Bruce Ricker, D.O., is a physician in the Mt. Ayr Medical Clinic and cares for many elderly patients. “Senior Life Solutions has been invaluable,” he says. “I’ve referred so many people to the program and seen firsthand how it helps with recovery for depression and stressful life circumstances.” He adds that being able to offer it locally in Ringgold County is so important. “There are people who aren’t able to travel well, or no longer drive. The staff will pick them up and bring them to counseling. It keeps them from being socially isolated.” Dr. Ricker has observed that patients tend to do better with a holistic approach. He can prescribe medication for depression, but medication plus counseling together gets the best results. “Patients find out that even if the life situation that got them to the program is different from others in the group, coping mechanisms can be very similar and they can really learn from each other.” He added that just getting out of the house and being with other people can be beneficial in itself.

A physician’s point of view: Bruce Ricker, D.O.The real success of Senior Life Solutions is the staff, according to Dr. Ricker. “For them, it’s not just a job, it’s a profession and a passion. They are really in it to help people, and our community is blessed.”

• 1 in 5 adults in America experience a mental illness.
• Nearly 1 in 25 (10 million) adults in America live with a serious mental illness.
• One-half of all chronic mental illness begin by the age of 14; threequarters by the age of 24.
• 16 million American adults live with major depression.
• 42 million American adults live with anxiety disorders.
• Depression is the leading cause of disability worldwide, and is a major contributor to the global burden of disease.
• 90% if those who die by suicide have an underlying mental illness. Suicide is the 10th leading cause of death in the US.

Coach’s Corner – Caring for Yourself

Eat Well: It’s common to pack on 5-10 pounds during the holiday season, but there are ways you can eat both healthy and well! Know which foods are high in caloric contents and low in nutrition. You don’t have to deprive yourself, but indulge in moderation. Eat smaller meals instead of one huge buffet. Opt for healthy options at home so you can splurge a little at holiday parties. Remember to be aware of all calories – especially liquid calories in alcoholic beverages.

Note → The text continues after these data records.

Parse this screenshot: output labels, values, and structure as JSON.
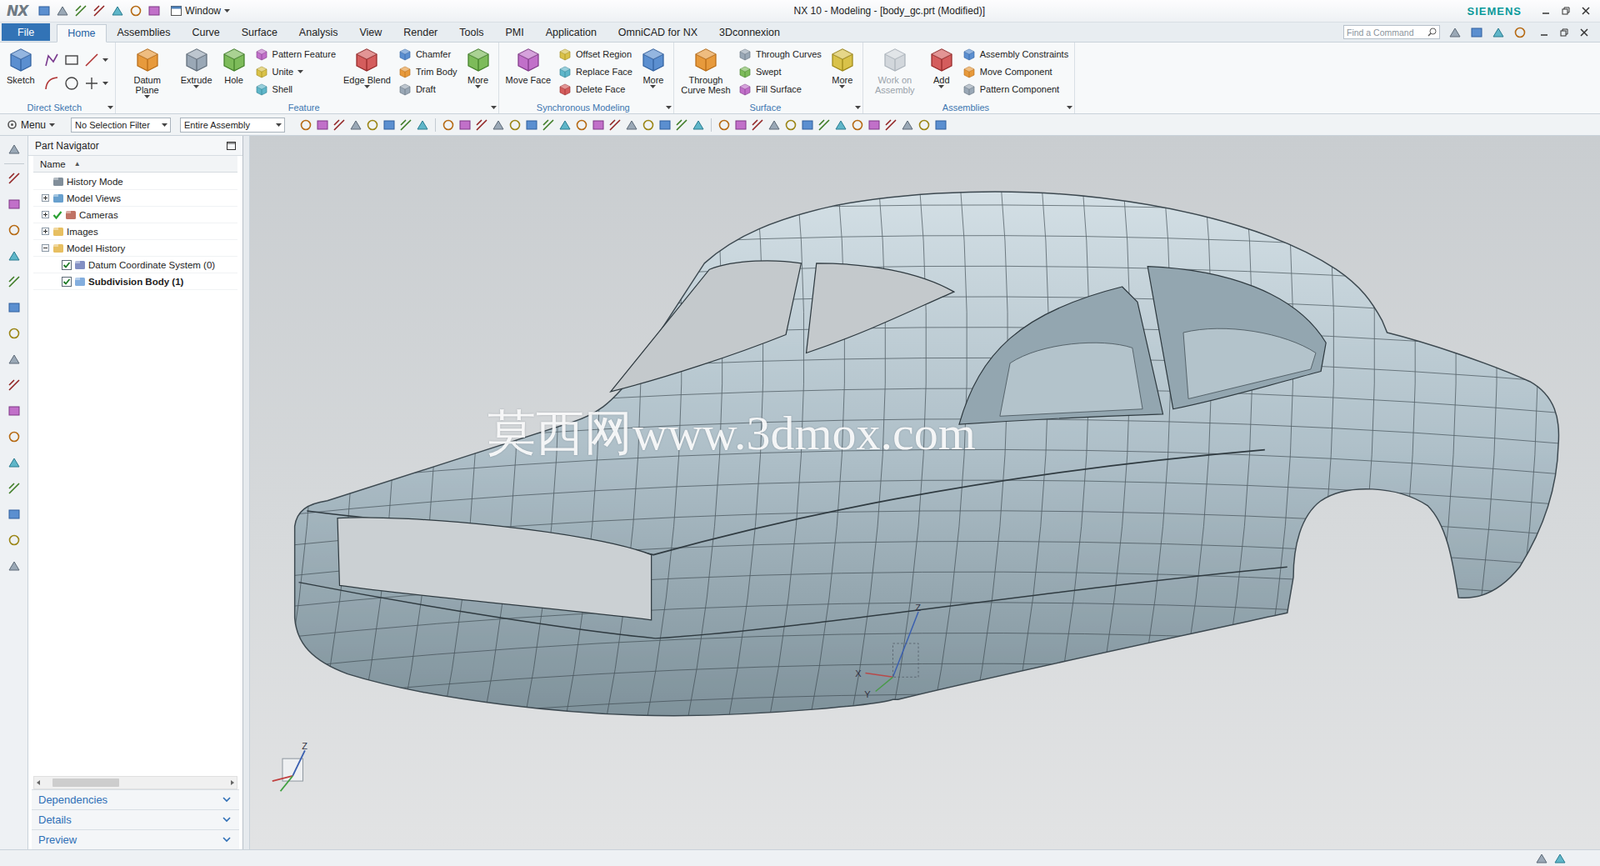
{
  "window": {
    "logo": "NX",
    "title": "NX 10 - Modeling - [body_gc.prt (Modified)]",
    "brand": "SIEMENS",
    "window_menu": "Window"
  },
  "tabs": [
    {
      "label": "File",
      "kind": "file",
      "selected": false
    },
    {
      "label": "Home",
      "kind": "tab",
      "selected": true
    },
    {
      "label": "Assemblies",
      "kind": "tab",
      "selected": false
    },
    {
      "label": "Curve",
      "kind": "tab",
      "selected": false
    },
    {
      "label": "Surface",
      "kind": "tab",
      "selected": false
    },
    {
      "label": "Analysis",
      "kind": "tab",
      "selected": false
    },
    {
      "label": "View",
      "kind": "tab",
      "selected": false
    },
    {
      "label": "Render",
      "kind": "tab",
      "selected": false
    },
    {
      "label": "Tools",
      "kind": "tab",
      "selected": false
    },
    {
      "label": "PMI",
      "kind": "tab",
      "selected": false
    },
    {
      "label": "Application",
      "kind": "tab",
      "selected": false
    },
    {
      "label": "OmniCAD for NX",
      "kind": "tab",
      "selected": false
    },
    {
      "label": "3Dconnexion",
      "kind": "tab",
      "selected": false
    }
  ],
  "search": {
    "placeholder": "Find a Command"
  },
  "ribbon": [
    {
      "title": "Direct Sketch",
      "columns": [
        {
          "kind": "large",
          "label": "Sketch",
          "dropdown": false,
          "disabled": false
        },
        {
          "kind": "sketch-tools"
        }
      ]
    },
    {
      "title": "Feature",
      "columns": [
        {
          "kind": "large",
          "label": "Datum Plane",
          "dropdown": true,
          "disabled": false
        },
        {
          "kind": "large",
          "label": "Extrude",
          "dropdown": true,
          "disabled": false
        },
        {
          "kind": "large",
          "label": "Hole",
          "dropdown": false,
          "disabled": false
        },
        {
          "kind": "stack",
          "items": [
            {
              "label": "Pattern Feature",
              "dropdown": false,
              "disabled": false
            },
            {
              "label": "Unite",
              "dropdown": true,
              "disabled": false
            },
            {
              "label": "Shell",
              "dropdown": false,
              "disabled": false
            }
          ]
        },
        {
          "kind": "large",
          "label": "Edge Blend",
          "dropdown": true,
          "disabled": false
        },
        {
          "kind": "stack",
          "items": [
            {
              "label": "Chamfer",
              "dropdown": false,
              "disabled": false
            },
            {
              "label": "Trim Body",
              "dropdown": false,
              "disabled": false
            },
            {
              "label": "Draft",
              "dropdown": false,
              "disabled": false
            }
          ]
        },
        {
          "kind": "large",
          "label": "More",
          "dropdown": true,
          "disabled": false
        }
      ]
    },
    {
      "title": "Synchronous Modeling",
      "columns": [
        {
          "kind": "large",
          "label": "Move Face",
          "dropdown": false,
          "disabled": false
        },
        {
          "kind": "stack",
          "items": [
            {
              "label": "Offset Region",
              "dropdown": false,
              "disabled": false
            },
            {
              "label": "Replace Face",
              "dropdown": false,
              "disabled": false
            },
            {
              "label": "Delete Face",
              "dropdown": false,
              "disabled": false
            }
          ]
        },
        {
          "kind": "large",
          "label": "More",
          "dropdown": true,
          "disabled": false
        }
      ]
    },
    {
      "title": "Surface",
      "columns": [
        {
          "kind": "large",
          "label": "Through Curve Mesh",
          "dropdown": false,
          "disabled": false
        },
        {
          "kind": "stack",
          "items": [
            {
              "label": "Through Curves",
              "dropdown": false,
              "disabled": false
            },
            {
              "label": "Swept",
              "dropdown": false,
              "disabled": false
            },
            {
              "label": "Fill Surface",
              "dropdown": false,
              "disabled": false
            }
          ]
        },
        {
          "kind": "large",
          "label": "More",
          "dropdown": true,
          "disabled": false
        }
      ]
    },
    {
      "title": "Assemblies",
      "columns": [
        {
          "kind": "large",
          "label": "Work on Assembly",
          "dropdown": false,
          "disabled": true
        },
        {
          "kind": "large",
          "label": "Add",
          "dropdown": true,
          "disabled": false
        },
        {
          "kind": "stack",
          "items": [
            {
              "label": "Assembly Constraints",
              "dropdown": false,
              "disabled": false
            },
            {
              "label": "Move Component",
              "dropdown": false,
              "disabled": false
            },
            {
              "label": "Pattern Component",
              "dropdown": false,
              "disabled": false
            }
          ]
        }
      ]
    }
  ],
  "selection_bar": {
    "menu": "Menu",
    "filters": [
      "No Selection Filter",
      "Entire Assembly"
    ]
  },
  "navigator": {
    "title": "Part Navigator",
    "column": "Name",
    "sort": "▲",
    "rows": [
      {
        "label": "History Mode",
        "level": 0,
        "expandable": false,
        "expanded": false,
        "mark": "none",
        "checked": false,
        "current": false
      },
      {
        "label": "Model Views",
        "level": 0,
        "expandable": true,
        "expanded": false,
        "mark": "none",
        "checked": false,
        "current": false
      },
      {
        "label": "Cameras",
        "level": 0,
        "expandable": true,
        "expanded": false,
        "mark": "tick",
        "checked": true,
        "current": false
      },
      {
        "label": "Images",
        "level": 0,
        "expandable": true,
        "expanded": false,
        "mark": "none",
        "checked": false,
        "current": false
      },
      {
        "label": "Model History",
        "level": 0,
        "expandable": true,
        "expanded": true,
        "mark": "none",
        "checked": false,
        "current": false
      },
      {
        "label": "Datum Coordinate System (0)",
        "level": 1,
        "expandable": false,
        "expanded": false,
        "mark": "checkbox",
        "checked": true,
        "current": false
      },
      {
        "label": "Subdivision Body (1)",
        "level": 1,
        "expandable": false,
        "expanded": false,
        "mark": "checkbox",
        "checked": true,
        "current": true
      }
    ],
    "sections": [
      {
        "label": "Dependencies",
        "expanded": false
      },
      {
        "label": "Details",
        "expanded": false
      },
      {
        "label": "Preview",
        "expanded": false
      }
    ]
  },
  "viewport": {
    "watermark": "莫西网www.3dmox.com",
    "csys_labels": {
      "x": "X",
      "y": "Y",
      "z": "Z"
    },
    "triad_label": "Z"
  }
}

Stay active: Exercise is just as important during the holidays as any other time of the year. You should be active at least four to five times a week, preferably with some aerobic exercise every day. The weather may be cold outside, but it’s worth it. Bundle up!

Prevent illness and injuries: Colds and the flu are most prevalent in the winter. Prevent them by washing your hands regularly and urging others to do the same. Stay warm by dressing layers. Sprinkle sand on icy patches.

Help others: Depression and suicidal tendencies can increase during the holidays. Watch for signs of depression among your friends and family. Take an active role to support those in need.

Free Crisis Hotline
Cross Mental Health
Available 24 hours a day
844-430-8520